People in most places would be appalled if the chairman of the court-appointed Electoral Board — which is supposed to guarantee fair and accurate voting — tried to encourage a mayoral candidate to drop out with just weeks left in the campaign.
In Portsmouth, the quaint city of just under 100,000 residents in Hampton Roads, it’s merely another day ending in “y.”
This is the same place where a state senator — among the leading Black elected officials in Virginia — and others face felony charges for their roles in a protest at Portsmouth’s Confederate monument. Louise Lucas, who told police they couldn’t arrest protesters about to spray paint a Confederate monument, had left hours before the worst of the protest, when a man was seriously injured by a toppled statue, so the charges are dubious. The Washington Post editorialized that the case against her is an “example of rogue local police making a mockery of justice.”
Portsmouth is where a former council ousted the then-city manager, who’s White, in 2015, in what I called score-settling. (Incidentally, you might need a flowchart: Current Mayor John Rowe was the person the council terminated back then.)
It’s where a past mayor, who’s Black, was detained by the then-White sheriff in a farcical vehicle chase over an expired inspection sticker. The two were political rivals.
Let me be clear: It’s not that folks in the port city approve of the current chicanery by William Watts Sr., who’s been on the three-person Electoral Board for more than 20 years. He had no business mucking up things, even if it’s unclear whether Watts violated state law.
It’s just that, at the intersection where race, politics and power meets, this is sadly par for the course. Shenanigans like this happen elsewhere, but they’re blatant in Portsmouth.
The Virginian-Pilot reported — and Watts confirmed to me in an interview Tuesday — that he urged Tony Goodwin, who’s White, to drop out in favor of Danny Meeks, who’s also White. That would make it tougher for council member Shannon Glover, who’s Black, to win the top spot.

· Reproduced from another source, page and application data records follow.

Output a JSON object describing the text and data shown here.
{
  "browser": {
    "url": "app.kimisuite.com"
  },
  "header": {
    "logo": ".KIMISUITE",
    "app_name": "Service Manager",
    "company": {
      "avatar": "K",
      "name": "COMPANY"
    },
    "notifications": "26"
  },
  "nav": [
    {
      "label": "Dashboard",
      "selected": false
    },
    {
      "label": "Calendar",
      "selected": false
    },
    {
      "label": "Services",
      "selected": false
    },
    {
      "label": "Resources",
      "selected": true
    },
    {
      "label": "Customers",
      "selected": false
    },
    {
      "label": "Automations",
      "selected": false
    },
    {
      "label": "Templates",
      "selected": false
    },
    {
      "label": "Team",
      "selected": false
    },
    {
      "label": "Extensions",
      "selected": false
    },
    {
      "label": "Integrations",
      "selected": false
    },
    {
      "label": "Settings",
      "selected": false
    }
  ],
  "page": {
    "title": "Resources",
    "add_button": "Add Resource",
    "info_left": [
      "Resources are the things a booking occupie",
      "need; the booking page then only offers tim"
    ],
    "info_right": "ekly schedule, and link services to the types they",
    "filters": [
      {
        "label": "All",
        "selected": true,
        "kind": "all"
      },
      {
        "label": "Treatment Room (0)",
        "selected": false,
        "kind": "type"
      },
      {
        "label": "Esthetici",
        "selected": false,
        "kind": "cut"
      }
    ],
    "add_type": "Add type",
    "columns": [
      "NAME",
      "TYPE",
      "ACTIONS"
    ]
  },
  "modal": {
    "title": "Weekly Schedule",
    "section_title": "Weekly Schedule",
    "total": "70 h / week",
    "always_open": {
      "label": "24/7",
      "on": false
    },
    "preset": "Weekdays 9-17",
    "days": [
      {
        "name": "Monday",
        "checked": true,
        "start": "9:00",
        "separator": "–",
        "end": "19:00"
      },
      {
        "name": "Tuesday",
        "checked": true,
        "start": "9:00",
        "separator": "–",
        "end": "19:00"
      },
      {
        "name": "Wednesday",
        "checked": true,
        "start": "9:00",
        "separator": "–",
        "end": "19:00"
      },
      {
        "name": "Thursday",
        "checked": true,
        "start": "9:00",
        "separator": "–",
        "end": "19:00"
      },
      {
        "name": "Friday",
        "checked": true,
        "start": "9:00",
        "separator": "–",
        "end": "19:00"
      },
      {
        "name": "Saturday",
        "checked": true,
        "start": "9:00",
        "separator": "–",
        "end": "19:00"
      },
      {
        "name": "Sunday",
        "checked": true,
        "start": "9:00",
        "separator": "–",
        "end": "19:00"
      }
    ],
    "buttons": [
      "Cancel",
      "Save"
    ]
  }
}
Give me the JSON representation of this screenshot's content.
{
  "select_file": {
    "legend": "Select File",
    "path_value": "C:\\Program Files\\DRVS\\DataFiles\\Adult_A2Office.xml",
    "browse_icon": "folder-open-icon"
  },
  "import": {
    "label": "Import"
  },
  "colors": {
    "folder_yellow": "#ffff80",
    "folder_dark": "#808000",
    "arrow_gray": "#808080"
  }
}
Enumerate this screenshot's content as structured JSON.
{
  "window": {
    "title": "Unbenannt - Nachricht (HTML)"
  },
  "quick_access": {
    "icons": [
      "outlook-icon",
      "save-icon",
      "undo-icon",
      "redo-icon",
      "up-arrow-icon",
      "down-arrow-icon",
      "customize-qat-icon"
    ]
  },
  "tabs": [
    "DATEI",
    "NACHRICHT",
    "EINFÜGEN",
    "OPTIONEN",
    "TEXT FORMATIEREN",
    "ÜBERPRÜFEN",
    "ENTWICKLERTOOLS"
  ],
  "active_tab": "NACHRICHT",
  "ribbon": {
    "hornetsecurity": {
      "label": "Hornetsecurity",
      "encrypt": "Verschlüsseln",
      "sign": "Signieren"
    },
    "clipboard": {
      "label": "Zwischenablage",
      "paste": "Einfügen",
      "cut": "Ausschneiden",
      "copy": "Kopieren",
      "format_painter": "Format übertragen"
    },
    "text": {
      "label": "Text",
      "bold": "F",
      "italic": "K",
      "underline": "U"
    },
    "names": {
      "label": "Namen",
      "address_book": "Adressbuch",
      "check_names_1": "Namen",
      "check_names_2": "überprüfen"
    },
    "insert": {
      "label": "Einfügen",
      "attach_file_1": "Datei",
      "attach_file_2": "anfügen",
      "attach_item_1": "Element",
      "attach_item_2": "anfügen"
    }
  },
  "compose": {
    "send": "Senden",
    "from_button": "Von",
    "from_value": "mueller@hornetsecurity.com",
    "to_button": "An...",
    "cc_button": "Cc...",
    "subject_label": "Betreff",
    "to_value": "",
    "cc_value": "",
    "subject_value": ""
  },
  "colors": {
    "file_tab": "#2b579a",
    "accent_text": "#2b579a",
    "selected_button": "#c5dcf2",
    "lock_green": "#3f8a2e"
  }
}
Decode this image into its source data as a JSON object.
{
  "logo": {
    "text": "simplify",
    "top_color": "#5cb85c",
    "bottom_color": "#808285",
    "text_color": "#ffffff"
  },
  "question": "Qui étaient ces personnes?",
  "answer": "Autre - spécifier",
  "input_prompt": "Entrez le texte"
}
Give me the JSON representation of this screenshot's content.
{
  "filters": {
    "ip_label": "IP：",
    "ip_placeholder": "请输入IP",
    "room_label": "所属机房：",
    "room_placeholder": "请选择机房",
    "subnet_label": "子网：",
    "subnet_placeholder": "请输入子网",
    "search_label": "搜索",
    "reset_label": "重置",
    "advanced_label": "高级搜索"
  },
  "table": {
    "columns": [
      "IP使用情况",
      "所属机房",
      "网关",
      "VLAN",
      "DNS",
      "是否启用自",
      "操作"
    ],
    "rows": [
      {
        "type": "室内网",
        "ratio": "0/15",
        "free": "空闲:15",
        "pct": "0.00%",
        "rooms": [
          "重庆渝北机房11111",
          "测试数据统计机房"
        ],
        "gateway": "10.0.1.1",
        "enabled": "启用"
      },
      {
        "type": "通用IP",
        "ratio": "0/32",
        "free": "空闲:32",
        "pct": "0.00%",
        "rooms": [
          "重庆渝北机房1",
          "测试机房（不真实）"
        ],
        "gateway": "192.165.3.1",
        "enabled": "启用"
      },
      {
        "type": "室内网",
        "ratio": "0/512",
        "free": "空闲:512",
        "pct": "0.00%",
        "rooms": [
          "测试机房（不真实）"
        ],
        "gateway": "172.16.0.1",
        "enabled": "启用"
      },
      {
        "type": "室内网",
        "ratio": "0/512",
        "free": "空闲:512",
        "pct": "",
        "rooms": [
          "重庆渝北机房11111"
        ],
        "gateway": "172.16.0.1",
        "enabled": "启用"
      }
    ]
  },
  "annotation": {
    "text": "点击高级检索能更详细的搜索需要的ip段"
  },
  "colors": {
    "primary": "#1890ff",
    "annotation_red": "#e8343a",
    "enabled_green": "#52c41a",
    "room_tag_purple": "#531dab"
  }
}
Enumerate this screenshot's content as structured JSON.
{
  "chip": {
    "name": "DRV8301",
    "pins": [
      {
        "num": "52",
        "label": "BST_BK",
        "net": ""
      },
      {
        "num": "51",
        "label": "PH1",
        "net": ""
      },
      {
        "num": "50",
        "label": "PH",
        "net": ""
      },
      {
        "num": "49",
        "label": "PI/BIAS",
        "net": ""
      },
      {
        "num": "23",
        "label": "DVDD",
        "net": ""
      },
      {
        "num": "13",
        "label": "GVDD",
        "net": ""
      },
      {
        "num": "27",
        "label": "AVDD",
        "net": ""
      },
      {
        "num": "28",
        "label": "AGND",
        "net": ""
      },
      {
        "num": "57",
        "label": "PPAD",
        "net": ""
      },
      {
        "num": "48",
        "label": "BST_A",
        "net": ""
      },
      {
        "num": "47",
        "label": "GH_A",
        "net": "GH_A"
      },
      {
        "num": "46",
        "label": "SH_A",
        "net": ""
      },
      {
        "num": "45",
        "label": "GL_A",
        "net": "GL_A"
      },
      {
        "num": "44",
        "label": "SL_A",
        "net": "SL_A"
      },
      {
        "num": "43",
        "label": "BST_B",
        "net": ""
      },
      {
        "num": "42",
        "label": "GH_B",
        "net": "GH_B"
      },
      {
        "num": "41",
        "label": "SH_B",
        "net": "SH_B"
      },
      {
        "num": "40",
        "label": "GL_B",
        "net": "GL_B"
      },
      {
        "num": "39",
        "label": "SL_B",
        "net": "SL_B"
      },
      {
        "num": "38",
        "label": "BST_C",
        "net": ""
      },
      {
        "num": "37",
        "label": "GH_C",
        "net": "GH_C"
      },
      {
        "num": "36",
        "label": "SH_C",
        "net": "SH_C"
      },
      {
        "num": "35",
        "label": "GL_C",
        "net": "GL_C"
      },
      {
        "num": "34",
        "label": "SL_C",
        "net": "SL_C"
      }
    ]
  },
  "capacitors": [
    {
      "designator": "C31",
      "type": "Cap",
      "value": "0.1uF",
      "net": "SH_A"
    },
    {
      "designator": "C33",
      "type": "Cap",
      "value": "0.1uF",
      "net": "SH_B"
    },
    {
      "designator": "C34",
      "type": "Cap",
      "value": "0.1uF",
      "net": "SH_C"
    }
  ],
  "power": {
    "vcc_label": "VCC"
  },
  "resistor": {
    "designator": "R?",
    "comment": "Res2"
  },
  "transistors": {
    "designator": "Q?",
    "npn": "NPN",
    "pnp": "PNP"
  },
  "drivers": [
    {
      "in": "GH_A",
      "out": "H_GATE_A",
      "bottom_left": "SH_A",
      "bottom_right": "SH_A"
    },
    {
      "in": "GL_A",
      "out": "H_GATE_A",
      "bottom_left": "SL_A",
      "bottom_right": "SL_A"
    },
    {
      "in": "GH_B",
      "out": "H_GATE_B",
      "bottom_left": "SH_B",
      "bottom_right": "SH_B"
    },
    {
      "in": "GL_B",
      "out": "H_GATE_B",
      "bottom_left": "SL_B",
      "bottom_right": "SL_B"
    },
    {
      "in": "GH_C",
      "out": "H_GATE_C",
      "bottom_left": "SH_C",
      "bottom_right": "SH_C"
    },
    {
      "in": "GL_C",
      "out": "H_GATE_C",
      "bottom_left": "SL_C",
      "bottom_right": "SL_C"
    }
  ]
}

“Shannon gets in, and we don’t have a majority,” Watts, who’s White, can be heard saying in an audio recording Goodwin made. “I can’t tell you how many people have told me that if Danny don’t win, they’re moving because that’s Portsmouth’s last shot.”
Seeing Meeks up close during his public career, I’ve never viewed him as Portsmouth’s “savior.” But I’ll save that conversation for another day.
Such maneuvering happens all the time, often behind the scenes. What’s unacceptable is an election official participating in the stealthiness.
Watts repeatedly denied his motive was racial when I asked what he meant by “a majority.” He told me he instead disagrees with Glover’s liberal politics.
Watts is a Republican. City Council contests are officially nonpartisan, but it’s usually clear if candidates lean left or right on the issues.
Watts’ denial — if you buy it, and I’m skeptical — may be a distinction without a difference, however. Particularly in a city riven by race, and where disagreements are often right at the surface.
Many communities in Virginia and around the country face similar controversies. That’s especially so in localities where the breakdown is roughly half-White, half-people of color, and where Blacks haven’t always enjoyed a consistent majority on municipal bodies.
Portsmouth, for example, is now 53 percent Black and 40 percent White. The population has lost a few thousand people since 2000, and it now has just under 96,000 residents. The seven-member City Council currently has four Whites and three Blacks; many high-profile, contentious votes are split along racial lines.
That’s why I’ve included the race of the players in this column.
I get the impression longtime Black residents and local activists believe the council majority should now reflect the changing demographics. They believe city policy should prioritize Black neighborhoods which were neglected previously, for example.
Eric Claville, director of the Center for African American Public Policy at Norfolk State University, told me Portsmouth “represents a microcosm of the past, and how it’s been so hard for African-Americans in some areas to get past the past.” (Full disclosure: Claville and I have occasionally appeared together on WHRV-FM’s “Another View” public affairs show.)
Claville sees similar dynamics in Portsmouth and a city like Danville: Limited resources. Median household income much lower than the state’s. Lack of ability to expand geographically. Difficulty in boosting economic growth. And a Black population that’s roughly equal to the number of Whites.
That often leads to discord. “It’s a toxic mix of control,” he added.
When that happens, even simple problems become divisive. Politicians vote along the usual fault lines, instead of truly weighing an issue and deciding what’s best for the entire city. Race can then overwhelm reason.
Watts, the Electoral Board member, told me Tuesday he’s not resigning. That’s misguided, since his action was unethical, if not illegal. His meddling will cause an outcry if the vote total is close. Quit the board, and he can play the power broker all he likes.
The difference is the public now knows about the machinations in Portsmouth. The political deceit happens elsewhere, just more covertly.